Web page and app entries
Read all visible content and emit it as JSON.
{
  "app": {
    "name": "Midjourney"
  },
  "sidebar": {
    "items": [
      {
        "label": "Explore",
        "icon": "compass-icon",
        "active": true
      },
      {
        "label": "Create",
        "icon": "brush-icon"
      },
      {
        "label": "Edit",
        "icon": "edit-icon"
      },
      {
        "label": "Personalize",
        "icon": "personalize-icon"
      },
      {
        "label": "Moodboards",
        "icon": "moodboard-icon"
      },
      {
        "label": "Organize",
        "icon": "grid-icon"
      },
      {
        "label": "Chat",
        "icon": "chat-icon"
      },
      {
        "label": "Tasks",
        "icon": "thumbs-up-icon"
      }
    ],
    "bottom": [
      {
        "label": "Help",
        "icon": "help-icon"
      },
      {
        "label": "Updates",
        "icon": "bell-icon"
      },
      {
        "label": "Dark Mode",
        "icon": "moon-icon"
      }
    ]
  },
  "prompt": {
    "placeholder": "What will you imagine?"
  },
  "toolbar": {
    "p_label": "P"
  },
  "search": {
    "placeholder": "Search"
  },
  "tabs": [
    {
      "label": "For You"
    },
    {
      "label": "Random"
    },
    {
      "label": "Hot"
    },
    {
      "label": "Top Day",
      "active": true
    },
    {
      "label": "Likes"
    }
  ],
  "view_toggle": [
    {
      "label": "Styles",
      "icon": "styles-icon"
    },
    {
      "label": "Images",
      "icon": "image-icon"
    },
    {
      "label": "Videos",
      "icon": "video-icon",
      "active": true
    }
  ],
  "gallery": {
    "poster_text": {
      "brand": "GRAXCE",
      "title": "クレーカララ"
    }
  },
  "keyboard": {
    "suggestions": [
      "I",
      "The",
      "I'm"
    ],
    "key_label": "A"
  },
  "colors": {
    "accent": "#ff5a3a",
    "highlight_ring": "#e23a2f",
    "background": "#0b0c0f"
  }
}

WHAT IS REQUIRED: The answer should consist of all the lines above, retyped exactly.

EXERCISE RESULT:
Read all visible content and emit it as JSON.
{
  "app": {
    "name": "Midjourney"
  },
  "sidebar": {
    "items": [
      {
        "label": "Explore",
        "icon": "compass-icon",
        "active": true
      },
      {
        "label": "Create",
        "icon": "brush-icon"
      },
      {
        "label": "Edit",
        "icon": "edit-icon"
      },
      {
        "label": "Personalize",
        "icon": "personalize-icon"
      },
      {
        "label": "Moodboards",
        "icon": "moodboard-icon"
      },
      {
        "label": "Organize",
        "icon": "grid-icon"
      },
      {
        "label": "Chat",
        "icon": "chat-icon"
      },
      {
        "label": "Tasks",
        "icon": "thumbs-up-icon"
      }
    ],
    "bottom": [
      {
        "label": "Help",
        "icon": "help-icon"
      },
      {
        "label": "Updates",
        "icon": "bell-icon"
      },
      {
        "label": "Dark Mode",
        "icon": "moon-icon"
      }
    ]
  },
  "prompt": {
    "placeholder": "What will you imagine?"
  },
  "toolbar": {
    "p_label": "P"
  },
  "search": {
    "placeholder": "Search"
  },
  "tabs": [
    {
      "label": "For You"
    },
    {
      "label": "Random"
    },
    {
      "label": "Hot"
    },
    {
      "label": "Top Day",
      "active": true
    },
    {
      "label": "Likes"
    }
  ],
  "view_toggle": [
    {
      "label": "Styles",
      "icon": "styles-icon"
    },
    {
      "label": "Images",
      "icon": "image-icon"
    },
    {
      "label": "Videos",
      "icon": "video-icon",
      "active": true
    }
  ],
  "gallery": {
    "poster_text": {
      "brand": "GRAXCE",
      "title": "クレーカララ"
    }
  },
  "keyboard": {
    "suggestions": [
      "I",
      "The",
      "I'm"
    ],
    "key_label": "A"
  },
  "colors": {
    "accent": "#ff5a3a",
    "highlight_ring": "#e23a2f",
    "background": "#0b0c0f"
  }
}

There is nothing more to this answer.